Titus Crown, a Black sheriff in the deep South, is now faced with a shocking school shooting. A crazy young Black man, Latrell, has killed the high school teacher of the year. Some digging, literal and figurative, uncovers very sick doings. More killings, more Biblical connections, and lots of pressure from smarmy Scott, chairman of the Board of Supervisors, to wind up the case fast so tourists will return. Though Latrell was shot, there’s a third villain out there who plays cat and mouse with Titus until the blistering denouement. I’d call much of the writing melodramatic, which I actually enjoyed, but there’s also thoughtful material on race relations underneath the blood and gore. Note: Two of Cosby’s previous books also spotlight Titus.
Do You Remember Being Born? By Sean Michaels
A poet (based on Marian Moore) is offered a big chunk of change by a huge tech company to write a signature piece with their AI poet Charlotte. Marion wants to do right by her son—she wasn’t the best of mothers—and buy him a house, so she flies to California and the two set to work, overseen by anxious handlers. One saving grace: Marion’s down-to-earth driver Rhoda, and there’s a great plot twist when her identity is revealed. The collaboration is a clumsy process, to say the least, until there’s a last-minute save. I found the book hysterically funny as well as thought-provoking—quite a trick!
The Free People's Village by Sim Kern
Maddie’s passion is rock music, though her day job is teaching high school English. Her band practices in a huge warehouse that transforms into the eponymous community of rebels. It’s 2020, supposedly, but not the time and place we know. Attempts at battling climate change have developed supposed remedies that look good (if you don’t look too closely at their sources: fossil fuels, exploitation, and money money money). Maddie’s boyfriend Fish is a trust funder, and their relationship is fraying but if she tears loose, they all might lose home base. The Village goes viral with demonstrations and actions but soon is overrun with 24/7 drum circles, homeless folks and bad actors. Maddie falls in love with Red who uses xi/xem pronouns. (Have to admit those threw me for a loop in print.) Sometimes over the top with rhetoric and intensity, but a clever reimagining of a future that—I hope—I never have to witness.
Family Meal by Bryan Washington
In LA, Cam is anorexic, in deep grief over the death of his lover Kai who visits Cam in spectral form. He returns to Houston where he grew up and reconnects painfully with TJ, best friend from boyhood, long estranged. TJ’s lover is a translator who lives primarily in Osaka. Many scenes center around TJ’s family bakery. Sections are narrated alternately by Cam or TJ. Desperate, random hook-ups abound. Lots of anguish and self-hatred, and the f-word peppers every page.
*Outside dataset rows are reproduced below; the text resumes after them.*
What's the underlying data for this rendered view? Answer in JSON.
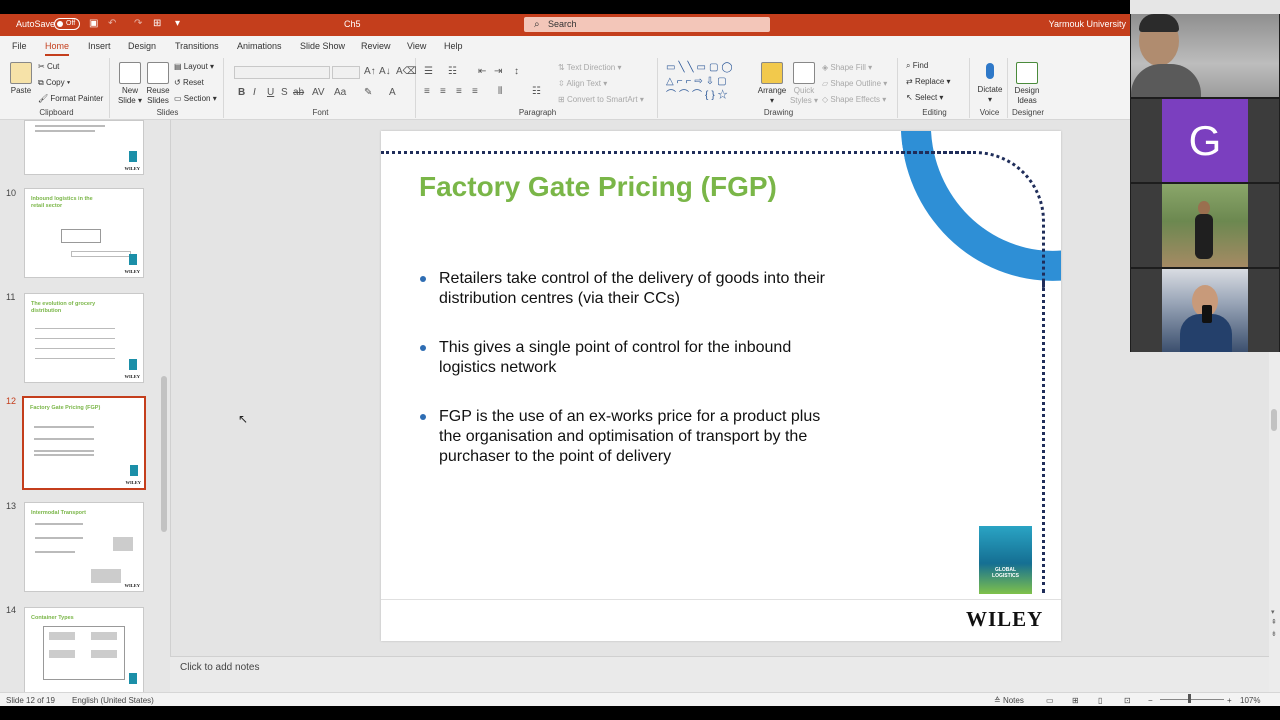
{
  "titlebar": {
    "autosave_label": "AutoSave",
    "autosave_state": "Off",
    "document_name": "Ch5",
    "search_placeholder": "Search",
    "account_name": "Yarmouk University"
  },
  "ribbon_tabs": [
    "File",
    "Home",
    "Insert",
    "Design",
    "Transitions",
    "Animations",
    "Slide Show",
    "Review",
    "View",
    "Help"
  ],
  "active_tab": "Home",
  "ribbon": {
    "clipboard": {
      "paste": "Paste",
      "cut": "Cut",
      "copy": "Copy",
      "format_painter": "Format Painter",
      "label": "Clipboard"
    },
    "slides": {
      "new_slide_l1": "New",
      "new_slide_l2": "Slide",
      "reuse_l1": "Reuse",
      "reuse_l2": "Slides",
      "layout": "Layout",
      "reset": "Reset",
      "section": "Section",
      "label": "Slides"
    },
    "font": {
      "label": "Font"
    },
    "paragraph": {
      "text_direction": "Text Direction",
      "align_text": "Align Text",
      "convert_smartart": "Convert to SmartArt",
      "label": "Paragraph"
    },
    "drawing": {
      "arrange": "Arrange",
      "quick_styles_l1": "Quick",
      "quick_styles_l2": "Styles",
      "shape_fill": "Shape Fill",
      "shape_outline": "Shape Outline",
      "shape_effects": "Shape Effects",
      "label": "Drawing"
    },
    "editing": {
      "find": "Find",
      "replace": "Replace",
      "select": "Select",
      "label": "Editing"
    },
    "voice": {
      "dictate": "Dictate",
      "label": "Voice"
    },
    "designer": {
      "design_ideas_l1": "Design",
      "design_ideas_l2": "Ideas",
      "label": "Designer"
    }
  },
  "thumbnails": [
    {
      "number": "10",
      "title": "Inbound logistics in the retail sector"
    },
    {
      "number": "11",
      "title": "The evolution of grocery distribution"
    },
    {
      "number": "12",
      "title": "Factory Gate Pricing (FGP)"
    },
    {
      "number": "13",
      "title": "Intermodal Transport"
    },
    {
      "number": "14",
      "title": "Container Types"
    }
  ],
  "thumb_wiley": "WILEY",
  "active_thumbnail": "12",
  "slide": {
    "title": "Factory Gate Pricing (FGP)",
    "bullets": [
      "Retailers take control of the delivery of goods into their distribution centres (via their CCs)",
      "This gives a single point of control for the inbound logistics network",
      "FGP is the use of an ex-works price for a product plus the organisation and optimisation of transport by the purchaser to the point of delivery"
    ],
    "book_title": "GLOBAL LOGISTICS",
    "publisher": "WILEY"
  },
  "notes_placeholder": "Click to add notes",
  "status": {
    "slide_counter": "Slide 12 of 19",
    "language": "English (United States)",
    "notes_button": "Notes",
    "zoom": "107%"
  },
  "video": {
    "participant_initial": "G"
  },
  "colors": {
    "accent": "#c43e1c",
    "title_green": "#7ab648",
    "arc_blue": "#2e8fd6",
    "avatar_purple": "#7b3fbf"
  }
}
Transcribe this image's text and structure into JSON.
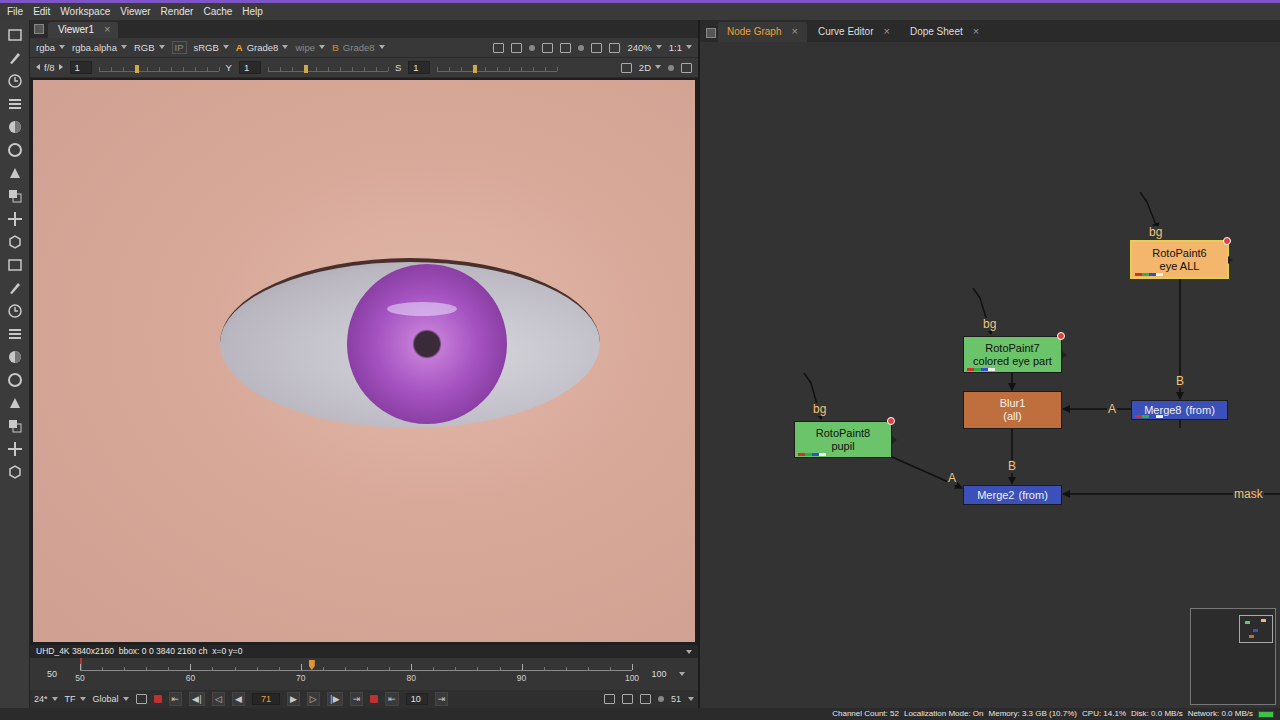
{
  "menu": [
    "File",
    "Edit",
    "Workspace",
    "Viewer",
    "Render",
    "Cache",
    "Help"
  ],
  "viewer": {
    "tab": {
      "label": "Viewer1",
      "close": "×",
      "selected": true
    },
    "controls": [
      {
        "text": "rgba",
        "kind": "dropdown",
        "disabled": false
      },
      {
        "text": "rgba.alpha",
        "kind": "dropdown",
        "disabled": false
      },
      {
        "text": "RGB",
        "kind": "dropdown",
        "disabled": false
      },
      {
        "text": "IP",
        "kind": "toggle",
        "disabled": true
      },
      {
        "text": "sRGB",
        "kind": "dropdown",
        "disabled": false
      },
      {
        "text": "A",
        "kind": "badge",
        "disabled": false
      },
      {
        "text": "Grade8",
        "kind": "dropdown",
        "disabled": false
      },
      {
        "text": "wipe",
        "kind": "dropdown",
        "disabled": true
      },
      {
        "text": "B",
        "kind": "badge",
        "disabled": true
      },
      {
        "text": "Grade8",
        "kind": "dropdown",
        "disabled": true
      },
      {
        "text": "240%",
        "kind": "zoom",
        "disabled": false
      },
      {
        "text": "1:1",
        "kind": "dropdown",
        "disabled": false
      }
    ],
    "controls2": [
      {
        "text": "f/8",
        "kind": "stepper"
      },
      {
        "text": "1",
        "kind": "field"
      },
      {
        "text": "Y",
        "kind": "label"
      },
      {
        "text": "1",
        "kind": "field"
      },
      {
        "text": "S",
        "kind": "label"
      },
      {
        "text": "1",
        "kind": "field"
      },
      {
        "text": "2D",
        "kind": "dropdown"
      }
    ],
    "info": "UHD_4K 3840x2160  bbox: 0 0 3840 2160 ch  x=0 y=0"
  },
  "timeline": {
    "in": "50",
    "out": "100",
    "ticks": [
      "50",
      "60",
      "70",
      "80",
      "90",
      "100"
    ],
    "level": 0.42
  },
  "playback": {
    "fps": "24*",
    "tf": "TF",
    "scope": "Global",
    "buttons_left": [
      "⇤",
      "◀|",
      "◁",
      "◀"
    ],
    "frame": "71",
    "buttons_right": [
      "▶",
      "▷",
      "|▶",
      "⇥"
    ],
    "step_back": "⇤",
    "increment": "10",
    "step_forward": "⇥",
    "end": "51"
  },
  "node_graph": {
    "tabs": [
      {
        "label": "Node Graph",
        "close": "×",
        "selected": true
      },
      {
        "label": "Curve Editor",
        "close": "×",
        "selected": false
      },
      {
        "label": "Dope Sheet",
        "close": "×",
        "selected": false
      }
    ],
    "nodes": [
      {
        "name": "RotoPaint6",
        "label": "eye ALL",
        "kind": "roto",
        "color": "#f3b66c",
        "selected": true
      },
      {
        "name": "RotoPaint7",
        "label": "colored eye part",
        "kind": "roto",
        "color": "#6cc46a",
        "selected": false
      },
      {
        "name": "Blur1",
        "label": "(all)",
        "kind": "blur",
        "color": "#bf6f3d",
        "selected": false
      },
      {
        "name": "Merge8",
        "label": "(from)",
        "kind": "merge",
        "color": "#3b50b8",
        "selected": false
      },
      {
        "name": "RotoPaint8",
        "label": "pupil",
        "kind": "roto",
        "color": "#6cc46a",
        "selected": false
      },
      {
        "name": "Merge2",
        "label": "(from)",
        "kind": "merge",
        "color": "#3b50b8",
        "selected": false
      }
    ],
    "edge_labels": [
      "bg",
      "B",
      "A",
      "bg",
      "B",
      "bg",
      "A",
      "mask"
    ]
  },
  "status_bar": [
    "Channel Count: 52",
    "Localization Mode: On",
    "Memory: 3.3 GB (10.7%)",
    "CPU: 14.1%",
    "Disk: 0.0 MB/s",
    "Network: 0.0 MB/s"
  ]
}
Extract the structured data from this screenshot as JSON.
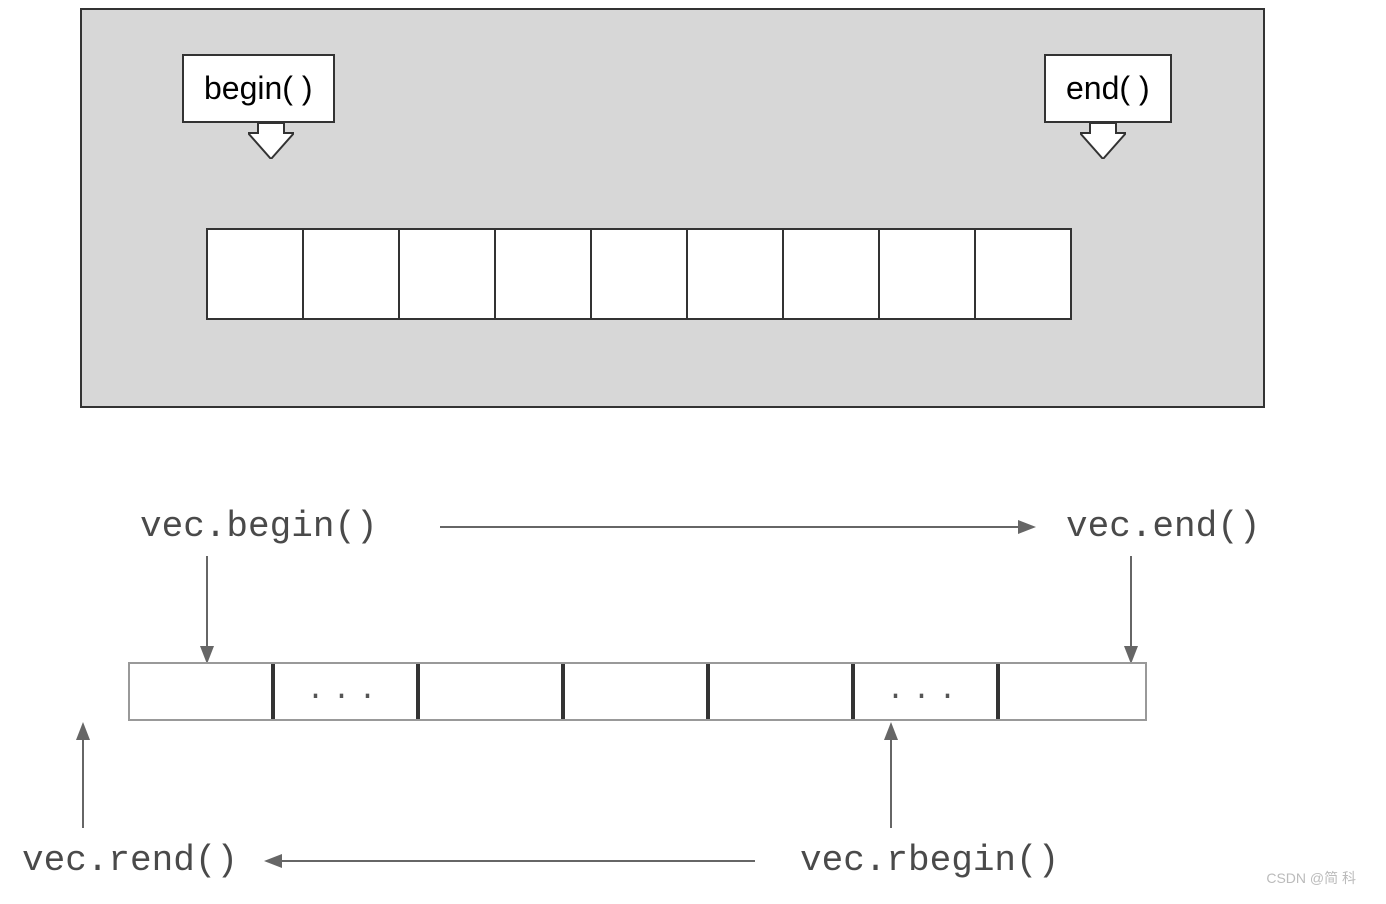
{
  "diagram1": {
    "begin_label": "begin( )",
    "end_label": "end( )",
    "cell_count": 9
  },
  "diagram2": {
    "vec_begin": "vec.begin()",
    "vec_end": "vec.end()",
    "vec_rend": "vec.rend()",
    "vec_rbegin": "vec.rbegin()",
    "cells": [
      "",
      "...",
      "",
      "",
      "",
      "...",
      ""
    ]
  },
  "watermark": "CSDN @简 科"
}
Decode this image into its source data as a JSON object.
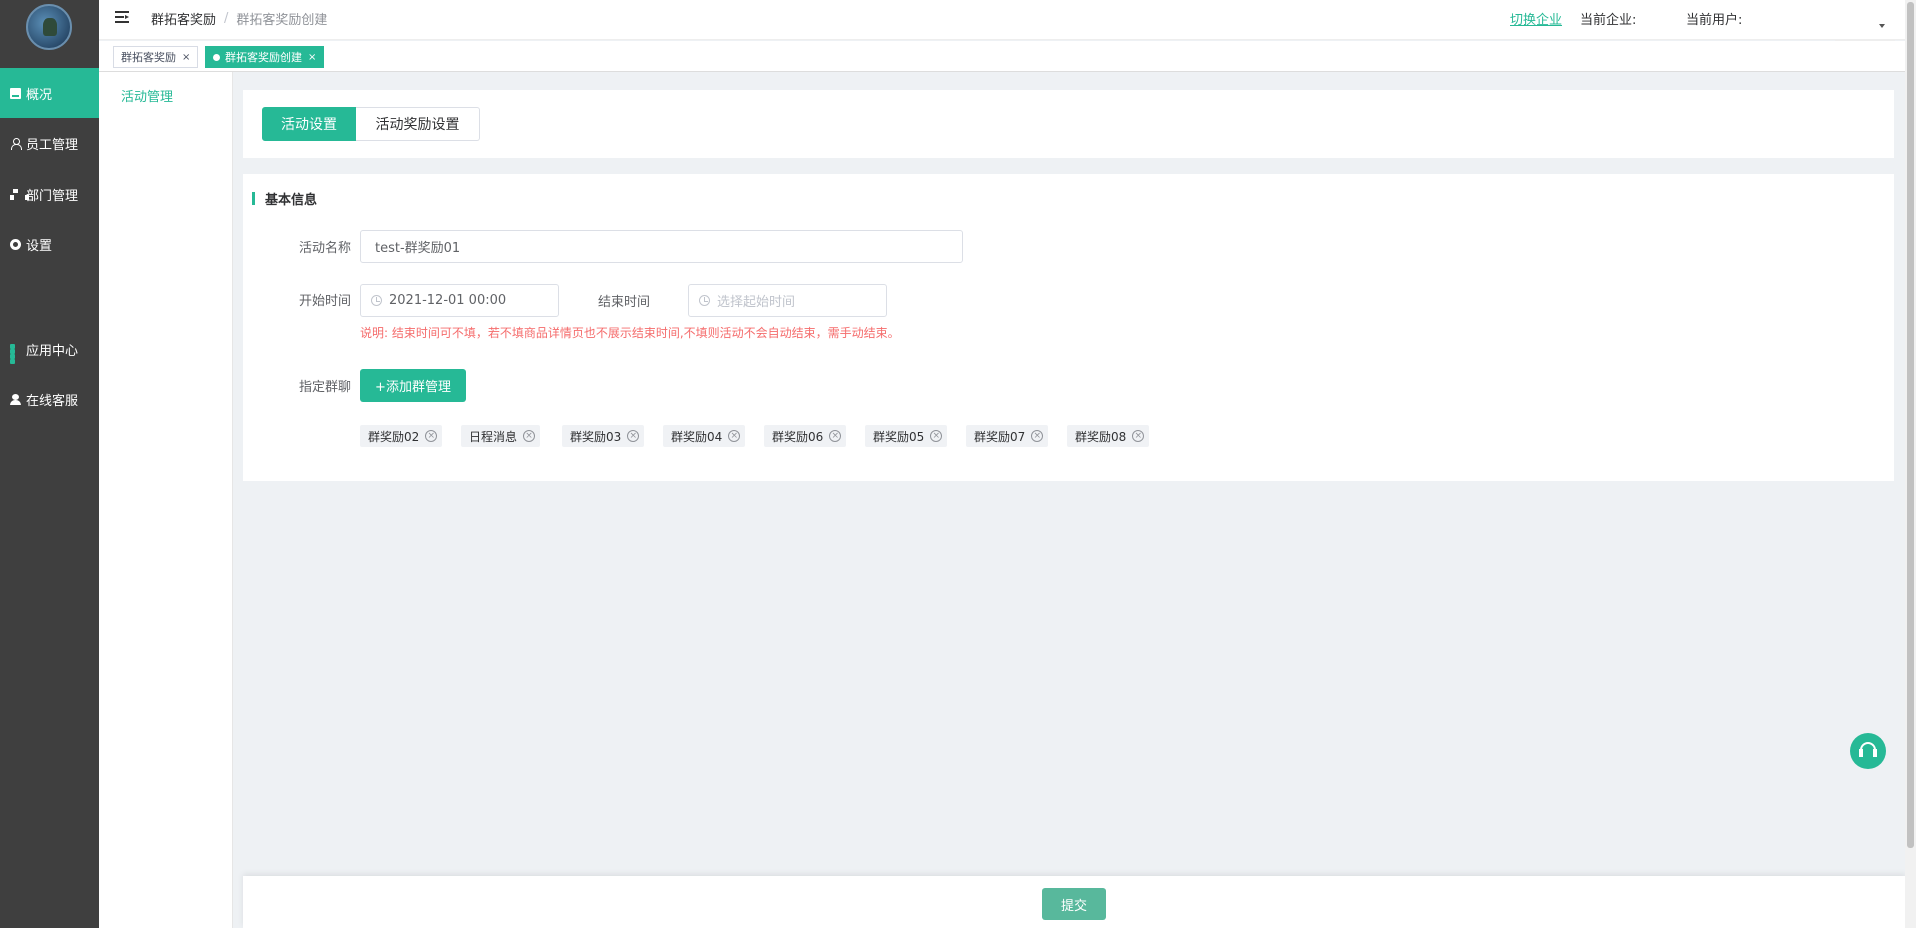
{
  "sidebar": {
    "items": [
      {
        "label": "概况",
        "icon": "overview-icon",
        "active": true
      },
      {
        "label": "员工管理",
        "icon": "user-icon"
      },
      {
        "label": "部门管理",
        "icon": "department-icon"
      },
      {
        "label": "设置",
        "icon": "gear-icon"
      },
      {
        "label": "应用中心",
        "icon": "apps-icon"
      },
      {
        "label": "在线客服",
        "icon": "service-icon"
      }
    ]
  },
  "submenu": {
    "items": [
      {
        "label": "活动管理"
      }
    ]
  },
  "header": {
    "breadcrumb": [
      "群拓客奖励",
      "群拓客奖励创建"
    ],
    "breadcrumb_sep": "/",
    "switch_company": "切换企业",
    "current_company_label": "当前企业:",
    "current_user_label": "当前用户:"
  },
  "tags": [
    {
      "label": "群拓客奖励",
      "close": "×"
    },
    {
      "label": "群拓客奖励创建",
      "close": "×",
      "active": true
    }
  ],
  "tabs": [
    {
      "label": "活动设置",
      "active": true
    },
    {
      "label": "活动奖励设置"
    }
  ],
  "form": {
    "section_title": "基本信息",
    "name_label": "活动名称",
    "name_value": "test-群奖励01",
    "start_label": "开始时间",
    "start_value": "2021-12-01 00:00",
    "end_label": "结束时间",
    "end_placeholder": "选择起始时间",
    "note": "说明: 结束时间可不填，若不填商品详情页也不展示结束时间,不填则活动不会自动结束，需手动结束。",
    "group_label": "指定群聊",
    "add_group_button": "+添加群管理",
    "groups": [
      "群奖励02",
      "日程消息",
      "群奖励03",
      "群奖励04",
      "群奖励06",
      "群奖励05",
      "群奖励07",
      "群奖励08"
    ]
  },
  "footer": {
    "submit": "提交"
  },
  "colors": {
    "accent": "#26b996",
    "sidebar_bg": "#3f3f3f",
    "note": "#f56c6c",
    "page_bg": "#eef1f4"
  }
}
I periodically got confused by characters’ identities (Kai is Black and Korean, for instance) and questioned the addition of those grainy black and white photographs, but the book had such a powerful impact on me that I wanted to share it here.